#### Work instructions
Copy out each line of the data that holds the string "structured".

#### Given data
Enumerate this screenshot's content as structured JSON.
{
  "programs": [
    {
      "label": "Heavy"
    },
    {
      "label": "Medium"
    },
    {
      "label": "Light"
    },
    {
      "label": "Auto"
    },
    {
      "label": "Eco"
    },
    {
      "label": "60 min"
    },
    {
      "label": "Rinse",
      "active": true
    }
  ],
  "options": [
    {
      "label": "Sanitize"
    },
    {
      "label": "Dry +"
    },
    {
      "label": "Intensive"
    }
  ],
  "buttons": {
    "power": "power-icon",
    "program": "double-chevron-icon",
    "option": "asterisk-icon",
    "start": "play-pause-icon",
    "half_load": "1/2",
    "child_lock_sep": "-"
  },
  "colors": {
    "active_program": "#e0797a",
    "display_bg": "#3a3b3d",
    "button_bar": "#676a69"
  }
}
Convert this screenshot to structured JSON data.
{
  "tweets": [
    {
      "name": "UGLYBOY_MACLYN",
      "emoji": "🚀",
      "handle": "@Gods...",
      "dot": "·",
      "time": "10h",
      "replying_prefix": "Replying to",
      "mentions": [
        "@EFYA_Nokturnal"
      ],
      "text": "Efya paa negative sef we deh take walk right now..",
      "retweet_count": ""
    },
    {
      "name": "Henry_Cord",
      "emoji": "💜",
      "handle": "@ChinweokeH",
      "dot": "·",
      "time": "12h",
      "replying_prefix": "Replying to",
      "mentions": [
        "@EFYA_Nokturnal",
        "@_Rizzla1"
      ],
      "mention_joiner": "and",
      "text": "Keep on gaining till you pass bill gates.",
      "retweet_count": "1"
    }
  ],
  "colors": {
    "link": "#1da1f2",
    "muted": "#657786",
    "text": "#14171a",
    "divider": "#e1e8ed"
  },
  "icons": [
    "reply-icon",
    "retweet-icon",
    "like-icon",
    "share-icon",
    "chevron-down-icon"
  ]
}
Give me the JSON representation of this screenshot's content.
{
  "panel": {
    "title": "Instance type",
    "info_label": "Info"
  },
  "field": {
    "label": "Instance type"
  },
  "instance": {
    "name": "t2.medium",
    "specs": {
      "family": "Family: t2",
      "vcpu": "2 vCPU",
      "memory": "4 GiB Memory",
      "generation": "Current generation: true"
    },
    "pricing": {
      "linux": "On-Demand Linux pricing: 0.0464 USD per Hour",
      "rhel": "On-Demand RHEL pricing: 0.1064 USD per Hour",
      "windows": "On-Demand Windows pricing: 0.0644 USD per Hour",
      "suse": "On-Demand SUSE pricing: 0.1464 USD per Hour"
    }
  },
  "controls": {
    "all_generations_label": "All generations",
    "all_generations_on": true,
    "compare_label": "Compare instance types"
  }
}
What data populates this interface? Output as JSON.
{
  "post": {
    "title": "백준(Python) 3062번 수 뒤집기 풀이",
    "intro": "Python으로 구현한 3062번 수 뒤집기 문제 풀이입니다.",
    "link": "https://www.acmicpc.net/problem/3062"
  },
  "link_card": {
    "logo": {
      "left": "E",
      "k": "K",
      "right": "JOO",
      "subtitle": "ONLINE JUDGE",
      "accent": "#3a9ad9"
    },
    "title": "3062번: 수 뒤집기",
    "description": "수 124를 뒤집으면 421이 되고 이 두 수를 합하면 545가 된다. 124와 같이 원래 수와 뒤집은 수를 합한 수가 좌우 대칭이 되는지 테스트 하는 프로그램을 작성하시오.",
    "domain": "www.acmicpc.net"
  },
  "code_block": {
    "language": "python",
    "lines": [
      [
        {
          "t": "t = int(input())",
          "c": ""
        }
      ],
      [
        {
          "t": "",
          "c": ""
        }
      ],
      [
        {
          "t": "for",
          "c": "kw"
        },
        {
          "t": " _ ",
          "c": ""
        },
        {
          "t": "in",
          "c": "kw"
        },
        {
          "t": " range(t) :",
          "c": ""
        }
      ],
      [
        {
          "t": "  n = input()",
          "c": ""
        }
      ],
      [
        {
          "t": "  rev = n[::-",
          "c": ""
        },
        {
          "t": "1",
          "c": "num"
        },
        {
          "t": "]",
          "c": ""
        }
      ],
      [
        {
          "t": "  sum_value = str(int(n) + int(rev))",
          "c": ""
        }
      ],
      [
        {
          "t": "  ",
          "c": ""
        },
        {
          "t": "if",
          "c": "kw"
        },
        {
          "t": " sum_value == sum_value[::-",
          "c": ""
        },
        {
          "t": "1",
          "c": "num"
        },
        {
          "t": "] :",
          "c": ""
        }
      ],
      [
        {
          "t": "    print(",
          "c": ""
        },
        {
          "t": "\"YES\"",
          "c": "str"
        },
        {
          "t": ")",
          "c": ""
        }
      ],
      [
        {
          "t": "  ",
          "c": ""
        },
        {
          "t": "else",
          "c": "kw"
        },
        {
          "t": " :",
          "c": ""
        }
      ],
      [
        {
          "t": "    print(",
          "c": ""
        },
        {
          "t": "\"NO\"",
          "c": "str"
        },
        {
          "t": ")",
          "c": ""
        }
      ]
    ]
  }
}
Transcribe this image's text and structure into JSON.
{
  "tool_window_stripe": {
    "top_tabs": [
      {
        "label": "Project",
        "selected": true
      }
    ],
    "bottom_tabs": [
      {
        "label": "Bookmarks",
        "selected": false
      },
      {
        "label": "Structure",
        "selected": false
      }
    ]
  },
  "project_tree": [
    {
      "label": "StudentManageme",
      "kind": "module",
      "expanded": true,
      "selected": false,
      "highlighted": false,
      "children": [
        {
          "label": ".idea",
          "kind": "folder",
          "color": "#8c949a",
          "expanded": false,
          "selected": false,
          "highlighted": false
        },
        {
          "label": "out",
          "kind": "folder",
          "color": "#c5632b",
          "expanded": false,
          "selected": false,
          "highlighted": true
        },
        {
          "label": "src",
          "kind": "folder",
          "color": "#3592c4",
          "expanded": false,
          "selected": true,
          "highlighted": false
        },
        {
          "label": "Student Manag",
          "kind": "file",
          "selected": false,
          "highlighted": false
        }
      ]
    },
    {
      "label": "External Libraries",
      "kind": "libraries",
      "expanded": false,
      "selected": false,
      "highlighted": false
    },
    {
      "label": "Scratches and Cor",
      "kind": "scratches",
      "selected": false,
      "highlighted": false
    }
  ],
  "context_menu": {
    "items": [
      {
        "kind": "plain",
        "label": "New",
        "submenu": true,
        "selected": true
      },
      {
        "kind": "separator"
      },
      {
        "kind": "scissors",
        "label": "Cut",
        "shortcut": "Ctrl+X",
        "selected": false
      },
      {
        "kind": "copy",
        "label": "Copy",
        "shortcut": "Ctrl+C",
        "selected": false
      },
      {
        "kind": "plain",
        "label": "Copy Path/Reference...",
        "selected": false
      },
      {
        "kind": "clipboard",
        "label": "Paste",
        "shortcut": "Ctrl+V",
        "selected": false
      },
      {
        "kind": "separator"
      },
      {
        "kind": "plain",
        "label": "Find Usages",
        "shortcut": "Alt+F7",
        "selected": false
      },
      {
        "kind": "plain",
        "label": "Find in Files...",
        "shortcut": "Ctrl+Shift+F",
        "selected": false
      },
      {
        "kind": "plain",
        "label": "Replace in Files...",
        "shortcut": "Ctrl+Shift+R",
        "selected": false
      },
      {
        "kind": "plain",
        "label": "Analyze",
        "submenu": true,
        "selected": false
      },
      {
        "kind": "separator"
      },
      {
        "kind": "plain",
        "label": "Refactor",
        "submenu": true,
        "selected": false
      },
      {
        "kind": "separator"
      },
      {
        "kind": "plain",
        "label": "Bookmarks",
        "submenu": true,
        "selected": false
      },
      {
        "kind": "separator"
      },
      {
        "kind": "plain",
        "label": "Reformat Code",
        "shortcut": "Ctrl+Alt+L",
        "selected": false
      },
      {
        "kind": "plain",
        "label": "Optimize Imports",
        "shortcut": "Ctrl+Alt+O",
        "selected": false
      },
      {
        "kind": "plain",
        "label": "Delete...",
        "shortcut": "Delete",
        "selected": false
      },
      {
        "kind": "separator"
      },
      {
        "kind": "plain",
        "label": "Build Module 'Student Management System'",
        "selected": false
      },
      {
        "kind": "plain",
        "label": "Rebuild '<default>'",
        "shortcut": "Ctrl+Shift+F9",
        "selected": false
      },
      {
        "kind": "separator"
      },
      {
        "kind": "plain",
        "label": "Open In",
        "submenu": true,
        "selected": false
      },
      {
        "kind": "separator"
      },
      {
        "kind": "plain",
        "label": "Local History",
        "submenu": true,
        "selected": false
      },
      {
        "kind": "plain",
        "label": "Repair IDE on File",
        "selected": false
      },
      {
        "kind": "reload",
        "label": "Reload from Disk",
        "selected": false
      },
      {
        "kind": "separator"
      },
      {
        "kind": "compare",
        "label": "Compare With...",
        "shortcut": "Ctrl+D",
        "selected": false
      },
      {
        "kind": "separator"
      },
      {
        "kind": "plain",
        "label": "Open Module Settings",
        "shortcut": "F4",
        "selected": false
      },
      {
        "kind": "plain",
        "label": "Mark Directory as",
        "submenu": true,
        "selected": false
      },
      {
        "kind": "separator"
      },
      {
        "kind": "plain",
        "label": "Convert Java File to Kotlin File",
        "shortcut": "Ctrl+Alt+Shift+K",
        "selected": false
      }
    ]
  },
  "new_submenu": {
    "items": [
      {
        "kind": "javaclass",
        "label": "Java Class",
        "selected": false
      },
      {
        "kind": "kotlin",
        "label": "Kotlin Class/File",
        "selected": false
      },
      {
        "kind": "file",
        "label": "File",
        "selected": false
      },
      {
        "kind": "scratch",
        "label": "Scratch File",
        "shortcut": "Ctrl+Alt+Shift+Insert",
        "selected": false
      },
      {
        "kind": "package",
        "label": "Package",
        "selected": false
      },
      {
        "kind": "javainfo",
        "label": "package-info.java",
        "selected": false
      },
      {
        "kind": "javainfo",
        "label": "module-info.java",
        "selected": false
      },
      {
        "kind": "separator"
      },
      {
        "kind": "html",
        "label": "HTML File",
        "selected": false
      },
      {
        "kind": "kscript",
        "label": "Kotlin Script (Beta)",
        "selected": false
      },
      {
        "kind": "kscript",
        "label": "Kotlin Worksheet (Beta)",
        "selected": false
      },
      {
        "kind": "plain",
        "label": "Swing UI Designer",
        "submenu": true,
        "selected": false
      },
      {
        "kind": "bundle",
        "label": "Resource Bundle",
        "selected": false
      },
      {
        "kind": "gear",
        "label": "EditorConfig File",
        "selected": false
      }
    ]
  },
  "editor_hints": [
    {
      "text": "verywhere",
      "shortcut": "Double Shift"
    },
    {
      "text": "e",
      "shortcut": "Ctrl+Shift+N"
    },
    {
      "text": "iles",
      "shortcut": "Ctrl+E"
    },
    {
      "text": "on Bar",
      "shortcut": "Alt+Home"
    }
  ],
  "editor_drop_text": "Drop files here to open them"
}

#### Solution to the exercise
Enumerate this screenshot's content as structured JSON.
Convert this screenshot to structured JSON data.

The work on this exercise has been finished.